══ DATA UNDER STUDY ══

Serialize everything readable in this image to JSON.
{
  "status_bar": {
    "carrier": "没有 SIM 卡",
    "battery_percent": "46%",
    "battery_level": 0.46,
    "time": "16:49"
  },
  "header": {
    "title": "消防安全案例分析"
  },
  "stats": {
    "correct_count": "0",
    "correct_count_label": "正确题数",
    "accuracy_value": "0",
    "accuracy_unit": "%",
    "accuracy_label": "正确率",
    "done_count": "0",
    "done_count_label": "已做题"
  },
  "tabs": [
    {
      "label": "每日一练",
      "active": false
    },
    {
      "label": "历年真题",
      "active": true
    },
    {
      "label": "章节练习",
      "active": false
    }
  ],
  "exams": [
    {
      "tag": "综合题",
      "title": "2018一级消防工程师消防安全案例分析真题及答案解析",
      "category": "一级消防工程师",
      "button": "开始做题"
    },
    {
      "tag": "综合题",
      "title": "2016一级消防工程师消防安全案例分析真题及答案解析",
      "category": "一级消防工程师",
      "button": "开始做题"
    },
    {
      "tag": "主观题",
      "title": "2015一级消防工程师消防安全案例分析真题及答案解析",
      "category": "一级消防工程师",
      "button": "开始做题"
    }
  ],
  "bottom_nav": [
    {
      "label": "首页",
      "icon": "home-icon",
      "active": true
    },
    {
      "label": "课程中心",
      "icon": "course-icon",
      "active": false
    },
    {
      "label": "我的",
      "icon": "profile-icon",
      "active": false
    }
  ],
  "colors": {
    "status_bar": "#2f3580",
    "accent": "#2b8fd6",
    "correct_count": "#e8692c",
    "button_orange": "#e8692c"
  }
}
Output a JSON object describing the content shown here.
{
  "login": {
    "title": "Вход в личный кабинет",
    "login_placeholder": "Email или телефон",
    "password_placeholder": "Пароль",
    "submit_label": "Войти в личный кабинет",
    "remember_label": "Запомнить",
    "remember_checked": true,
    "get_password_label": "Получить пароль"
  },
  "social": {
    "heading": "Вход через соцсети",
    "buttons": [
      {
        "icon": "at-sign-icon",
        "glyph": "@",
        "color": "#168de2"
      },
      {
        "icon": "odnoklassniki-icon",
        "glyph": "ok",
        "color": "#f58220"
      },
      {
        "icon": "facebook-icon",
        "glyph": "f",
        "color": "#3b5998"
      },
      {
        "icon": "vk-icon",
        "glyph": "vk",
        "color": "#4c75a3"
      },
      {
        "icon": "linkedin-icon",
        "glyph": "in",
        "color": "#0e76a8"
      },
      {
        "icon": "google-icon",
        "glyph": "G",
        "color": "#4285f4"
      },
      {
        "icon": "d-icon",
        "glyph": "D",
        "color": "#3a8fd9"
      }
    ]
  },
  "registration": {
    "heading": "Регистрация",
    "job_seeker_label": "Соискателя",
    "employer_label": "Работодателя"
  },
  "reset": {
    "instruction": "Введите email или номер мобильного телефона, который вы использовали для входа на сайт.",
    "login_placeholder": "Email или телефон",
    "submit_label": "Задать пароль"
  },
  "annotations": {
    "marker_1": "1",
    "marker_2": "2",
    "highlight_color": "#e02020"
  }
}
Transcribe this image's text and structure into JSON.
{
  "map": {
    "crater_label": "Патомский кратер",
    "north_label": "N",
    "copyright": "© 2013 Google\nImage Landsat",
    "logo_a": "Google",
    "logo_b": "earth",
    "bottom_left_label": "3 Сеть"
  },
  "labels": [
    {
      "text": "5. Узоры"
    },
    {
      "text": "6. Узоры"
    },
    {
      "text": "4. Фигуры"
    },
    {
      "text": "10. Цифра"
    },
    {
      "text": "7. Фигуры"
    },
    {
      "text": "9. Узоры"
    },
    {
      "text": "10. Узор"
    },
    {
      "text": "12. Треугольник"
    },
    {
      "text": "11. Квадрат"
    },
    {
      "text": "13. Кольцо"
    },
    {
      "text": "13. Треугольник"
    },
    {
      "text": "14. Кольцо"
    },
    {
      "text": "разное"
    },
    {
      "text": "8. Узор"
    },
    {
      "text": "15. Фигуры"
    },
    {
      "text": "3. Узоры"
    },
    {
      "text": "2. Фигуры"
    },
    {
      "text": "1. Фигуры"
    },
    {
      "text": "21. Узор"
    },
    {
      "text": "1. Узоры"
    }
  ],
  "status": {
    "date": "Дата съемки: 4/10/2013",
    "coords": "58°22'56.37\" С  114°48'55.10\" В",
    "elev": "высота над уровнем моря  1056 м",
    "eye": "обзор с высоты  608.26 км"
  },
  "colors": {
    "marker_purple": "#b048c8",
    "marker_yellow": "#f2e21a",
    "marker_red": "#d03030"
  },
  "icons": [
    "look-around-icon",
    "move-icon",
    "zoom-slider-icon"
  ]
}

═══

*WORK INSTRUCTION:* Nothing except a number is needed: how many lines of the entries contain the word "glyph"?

*RESPONSE BOX:* 7